These improvements were made after calls, not from a political party or from the best or nicest member, but from real Quebeckers and Canadians who contacted us on social media and at our riding offices to ask what we were doing for them. Good discussions resulted in solutions.
We are also discussing the notion of a virtual Parliament, but a virtual one will not be any less real. We are not required to by physically seated on green velvet to engage in debate. Everyone can do so from their own home. We will come up with a process or something, but it can be done.
I understand that votes need to happen here. I understand that we will have to come up with a procedure, because our sacrosanct rules cannot just be changed so easily. However, we are in favour of this, since a long time ago we spoke about creating a virtual Parliament.
Unfortunately, it is not too late, and I am speaking in the spirit of openness.
Some time ago, we raised the issue of how to deal with people arriving at the borders of Canada and Quebec through various routes. I must say that I am deeply troubled about this issue. After everything we have said and done, and despite knowing what percentage of coronavirus cases have entered from abroad, I cannot understand how this is possible. Let me say that I have the utmost respect, affection and openness in my heart for these people. However, I am extremely worried about the fact that 159 Mexican workers got on a plane and landed in Dorval this morning without having been either tested for COVID-19 in Mexico or quarantined on arrival. They were not ordered to be tested for COVID-19 by Canadian customs, nor were they quarantined in any of the thousands of hotel rooms around the airport. They were handed over to an organization that took them deeper into Quebec, in this case to the regions north and south of Montreal.

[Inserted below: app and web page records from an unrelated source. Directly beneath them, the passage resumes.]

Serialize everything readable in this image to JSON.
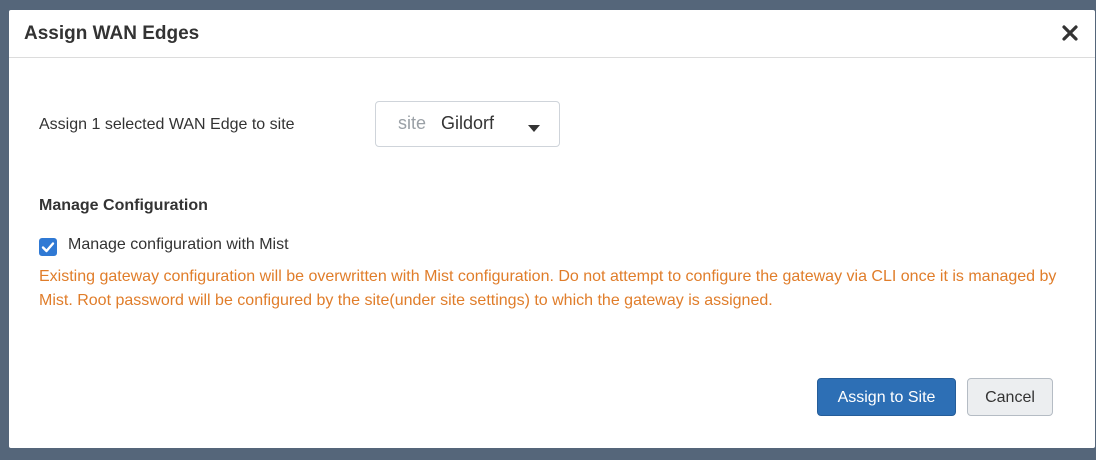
{
  "modal": {
    "title": "Assign WAN Edges",
    "close_icon": "close-icon"
  },
  "assign": {
    "label": "Assign 1 selected WAN Edge to site",
    "site_prefix": "site",
    "site_value": "Gildorf",
    "caret_icon": "caret-down-icon"
  },
  "manage_config": {
    "heading": "Manage Configuration",
    "checkbox_checked": true,
    "checkbox_label": "Manage configuration with Mist",
    "warning": "Existing gateway configuration will be overwritten with Mist configuration. Do not attempt to configure the gateway via CLI once it is managed by Mist. Root password will be configured by the site(under site settings) to which the gateway is assigned."
  },
  "buttons": {
    "assign_label": "Assign to Site",
    "cancel_label": "Cancel"
  },
  "colors": {
    "primary": "#2d6fb5",
    "warning": "#e07d2a",
    "checkbox": "#2f79d4"
  }
}
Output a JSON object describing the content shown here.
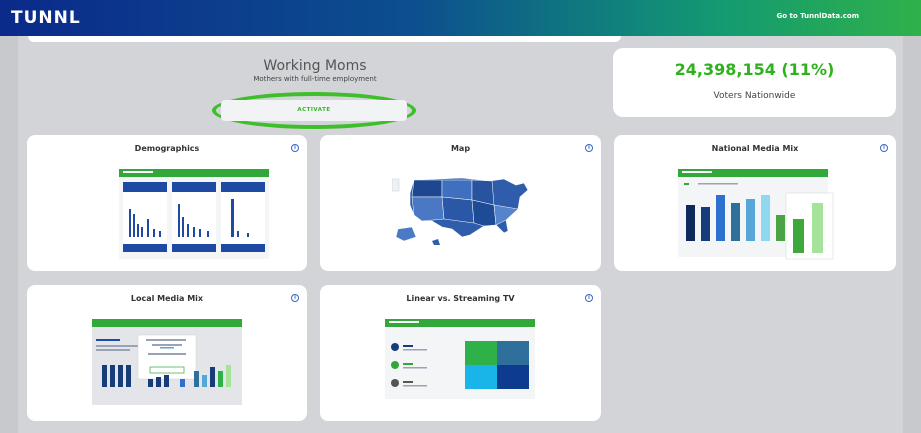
{
  "header": {
    "logo_text": "TUNNL",
    "goto_link": "Go to TunnlData.com"
  },
  "segment": {
    "title": "Working Moms",
    "subtitle": "Mothers with full-time employment",
    "activate_label": "ACTIVATE"
  },
  "stat": {
    "value": "24,398,154 (11%)",
    "label": "Voters Nationwide"
  },
  "cards": {
    "demographics": {
      "title": "Demographics",
      "info": "i"
    },
    "map": {
      "title": "Map",
      "info": "i"
    },
    "national_media_mix": {
      "title": "National Media Mix",
      "info": "i"
    },
    "local_media_mix": {
      "title": "Local Media Mix",
      "info": "i"
    },
    "linear_vs_streaming": {
      "title": "Linear vs. Streaming TV",
      "info": "i"
    }
  },
  "colors": {
    "accent_green": "#2fb11d",
    "brand_blue": "#0b2a8a",
    "info_blue": "#3a66c4"
  }
}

Knowing the characteristics of this virus, knowing that statistics say that between one-quarter and half of carriers are asymptomatic, and knowing that testing someone who is not showing symptoms could be pointless, are we not running a risk that could easily have been contained?
We have contacted the government privately about this a number of times, and now I am doing it again. With all due respect for institutions and people, I would urge everyone to be open-minded. As I have said, if the government can invest tens of billions of dollars, as we have just seen, then it can invest a few tens of millions more in restoring a sense of safety for rural communities in Quebec and Canada by making sure that foreign workers coming in are quarantined and tested for COVID-19.
That is the best way to help those workers, their home countries and farmers, who do not have that expertise and cannot just bring foreign workers into their homes and put them in quarantine in the basement. That will not work. This is the state's solemn duty. It is the responsibility of Canada customs, which does not answer to Quebec and the other provinces.
Other than the 159 people who are already gone but who could be tested somehow or other, I would encourage the government to make an announcement very soon about measures to isolate people upon arrival and test them for COVID-19 so they can receive a proper welcome to Quebec and Canada and make a positive contribution to our economy.
As I said, our approach is one of vigilant collaboration. In this case, our collaboration is a given. I am not criticizing the government, but I am making this request because it is our duty to keep a close eye on each other and because we are constantly coming up with solutions to the new problems that arise on a daily basis.